• About this exercise: If a line in the data below includes the string "JSON", please return a copy of it.
======== The data
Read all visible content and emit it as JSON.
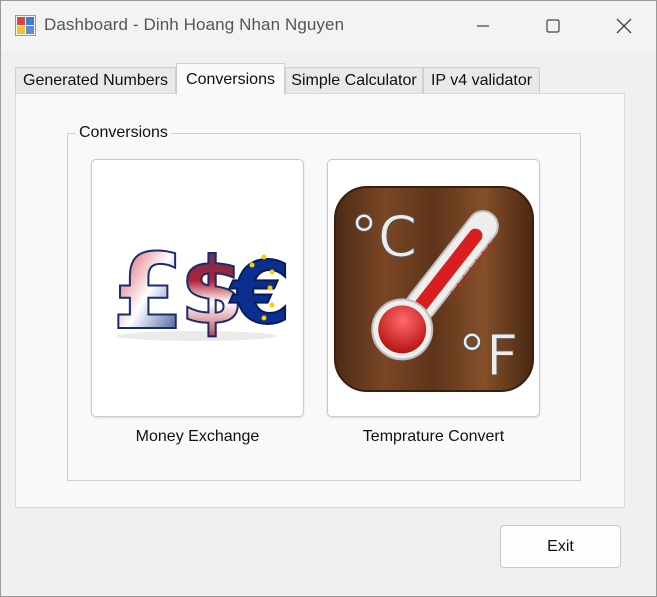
{
  "window": {
    "title": "Dashboard - Dinh Hoang Nhan Nguyen",
    "controls": {
      "minimize_icon": "minimize-icon",
      "maximize_icon": "maximize-icon",
      "close_icon": "close-icon"
    }
  },
  "tabs": [
    {
      "label": "Generated Numbers",
      "active": false
    },
    {
      "label": "Conversions",
      "active": true
    },
    {
      "label": "Simple Calculator",
      "active": false
    },
    {
      "label": "IP v4 validator",
      "active": false
    }
  ],
  "conversions": {
    "group_title": "Conversions",
    "tiles": [
      {
        "label": "Money Exchange",
        "icon": "currency-symbols-icon"
      },
      {
        "label": "Temprature Convert",
        "icon": "thermometer-icon",
        "celsius_text": "°C",
        "fahrenheit_text": "°F"
      }
    ]
  },
  "footer": {
    "exit_label": "Exit"
  },
  "colors": {
    "window_bg": "#f0f0f0",
    "panel_bg": "#f9f9f9",
    "temp_wood": "#6b3d1f",
    "thermo_red": "#d81e1e"
  }
}
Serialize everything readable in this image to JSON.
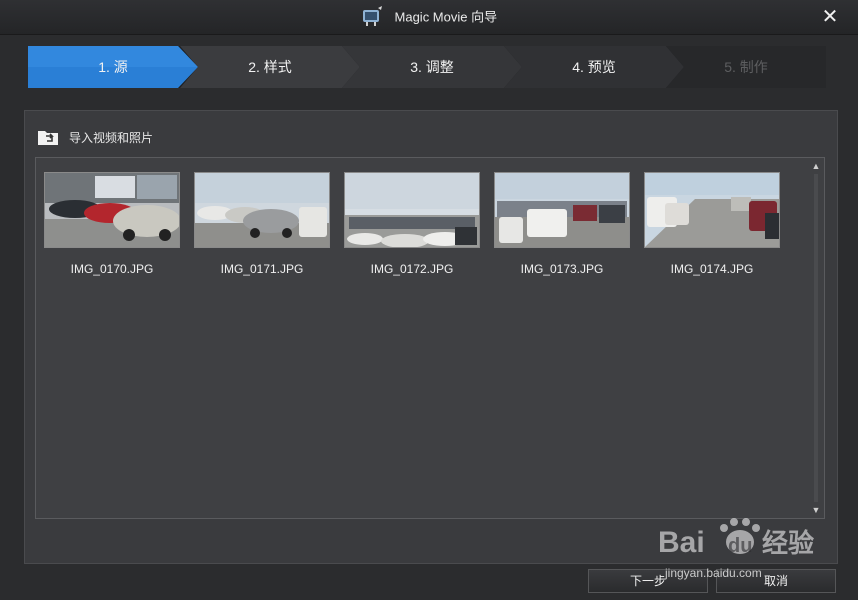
{
  "window": {
    "title": "Magic Movie 向导",
    "icons": {
      "app": "magic-movie-icon",
      "close": "close-icon"
    },
    "close_glyph": "✕"
  },
  "steps": [
    {
      "label": "1. 源",
      "state": "active"
    },
    {
      "label": "2. 样式",
      "state": "normal"
    },
    {
      "label": "3. 调整",
      "state": "normal"
    },
    {
      "label": "4. 预览",
      "state": "normal"
    },
    {
      "label": "5. 制作",
      "state": "disabled"
    }
  ],
  "source": {
    "import_label": "导入视频和照片",
    "import_icon": "folder-import-icon",
    "items": [
      {
        "filename": "IMG_0170.JPG"
      },
      {
        "filename": "IMG_0171.JPG"
      },
      {
        "filename": "IMG_0172.JPG"
      },
      {
        "filename": "IMG_0173.JPG"
      },
      {
        "filename": "IMG_0174.JPG"
      }
    ]
  },
  "footer": {
    "next_label": "下一步",
    "cancel_label": "取消"
  },
  "watermark": {
    "logo_text": "Bai du 经验",
    "url": "jingyan.baidu.com"
  },
  "colors": {
    "active_step": "#2a7fd6",
    "background": "#2b2c2e",
    "panel": "#3a3b3e"
  }
}
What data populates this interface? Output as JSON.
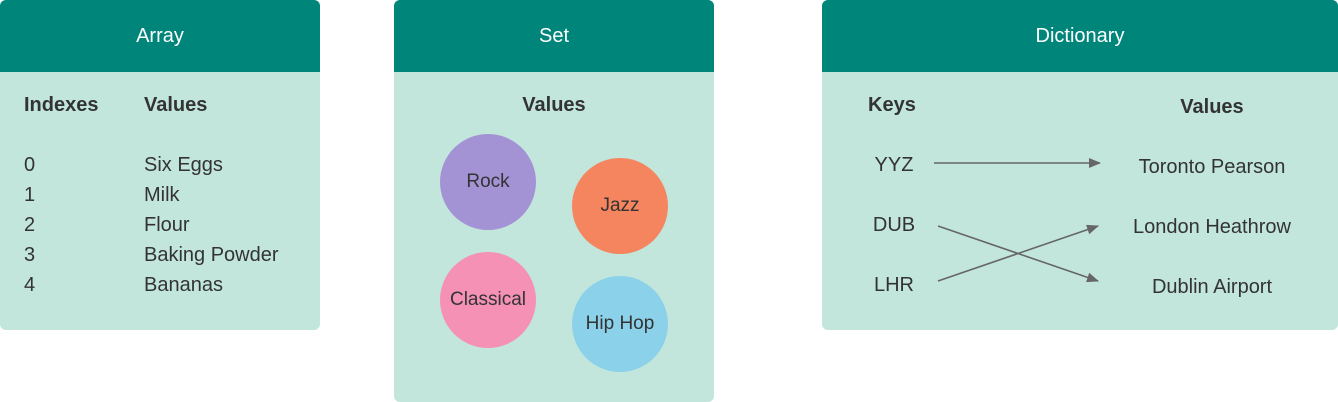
{
  "array": {
    "title": "Array",
    "index_header": "Indexes",
    "value_header": "Values",
    "rows": [
      {
        "index": "0",
        "value": "Six Eggs"
      },
      {
        "index": "1",
        "value": "Milk"
      },
      {
        "index": "2",
        "value": "Flour"
      },
      {
        "index": "3",
        "value": "Baking Powder"
      },
      {
        "index": "4",
        "value": "Bananas"
      }
    ]
  },
  "set": {
    "title": "Set",
    "value_header": "Values",
    "items": [
      {
        "label": "Rock",
        "color": "#a393d5"
      },
      {
        "label": "Jazz",
        "color": "#f5855f"
      },
      {
        "label": "Classical",
        "color": "#f491b5"
      },
      {
        "label": "Hip Hop",
        "color": "#8bd1ea"
      }
    ]
  },
  "dictionary": {
    "title": "Dictionary",
    "key_header": "Keys",
    "value_header": "Values",
    "keys": [
      "YYZ",
      "DUB",
      "LHR"
    ],
    "values": [
      "Toronto Pearson",
      "London Heathrow",
      "Dublin Airport"
    ],
    "mapping": [
      {
        "key": "YYZ",
        "value": "Toronto Pearson"
      },
      {
        "key": "DUB",
        "value": "Dublin Airport"
      },
      {
        "key": "LHR",
        "value": "London Heathrow"
      }
    ]
  },
  "colors": {
    "header": "#00857b",
    "panel": "#c2e6dc",
    "arrow": "#666666"
  }
}
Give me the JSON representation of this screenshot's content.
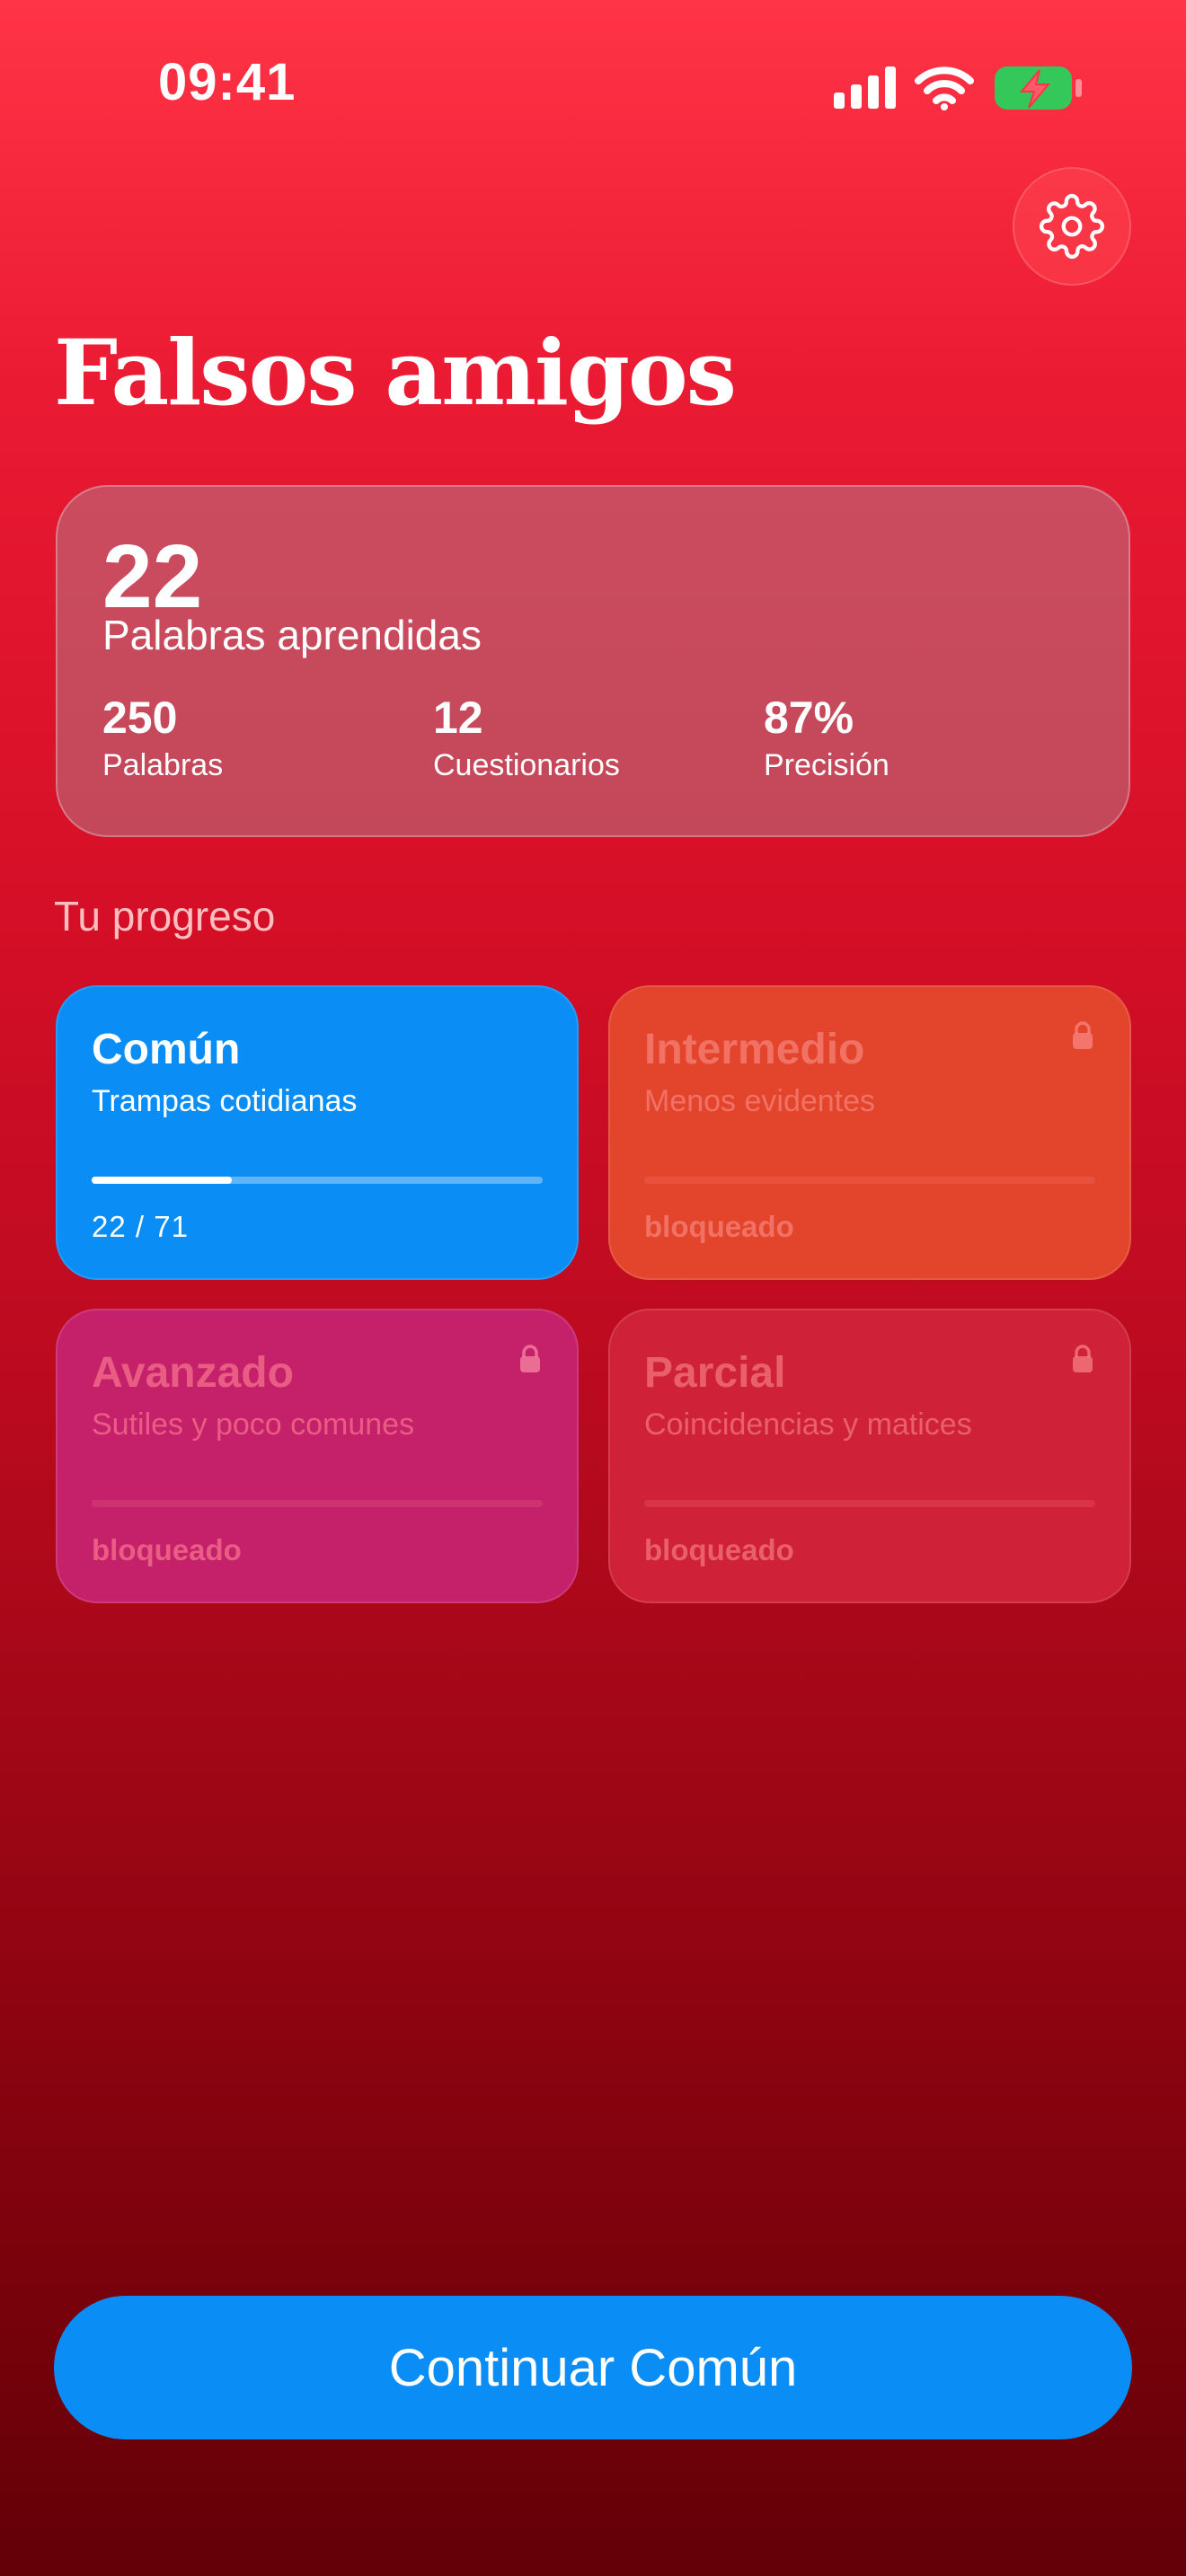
{
  "status_bar": {
    "time": "09:41",
    "icons": [
      "signal-icon",
      "wifi-icon",
      "battery-charging-icon"
    ],
    "battery_color": "#34c759"
  },
  "header": {
    "title": "Falsos amigos",
    "settings_icon": "gear-icon"
  },
  "stats": {
    "learned_count": "22",
    "learned_label": "Palabras aprendidas",
    "items": [
      {
        "value": "250",
        "label": "Palabras"
      },
      {
        "value": "12",
        "label": "Cuestionarios"
      },
      {
        "value": "87%",
        "label": "Precisión"
      }
    ]
  },
  "progress_section": {
    "label": "Tu progreso",
    "levels": [
      {
        "title": "Común",
        "subtitle": "Trampas cotidianas",
        "footer": "22 / 71",
        "progress": 0.31,
        "locked": false,
        "color": "#0a8ef6"
      },
      {
        "title": "Intermedio",
        "subtitle": "Menos evidentes",
        "footer": "bloqueado",
        "progress": 0,
        "locked": true,
        "color": "#e2452c"
      },
      {
        "title": "Avanzado",
        "subtitle": "Sutiles y poco comunes",
        "footer": "bloqueado",
        "progress": 0,
        "locked": true,
        "color": "#c5206a"
      },
      {
        "title": "Parcial",
        "subtitle": "Coincidencias y matices",
        "footer": "bloqueado",
        "progress": 0,
        "locked": true,
        "color": "#cf2137"
      }
    ]
  },
  "cta": {
    "label": "Continuar Común"
  },
  "colors": {
    "accent": "#0a8ef6",
    "background_top": "#ff3446",
    "background_bottom": "#630007"
  }
}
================
• Response to the exercise:
Read all visible content and emit it as JSON.
Serialize everything readable in this image to JSON.
What data populates this interface? Output as JSON.
Give me the JSON representation of this screenshot's content.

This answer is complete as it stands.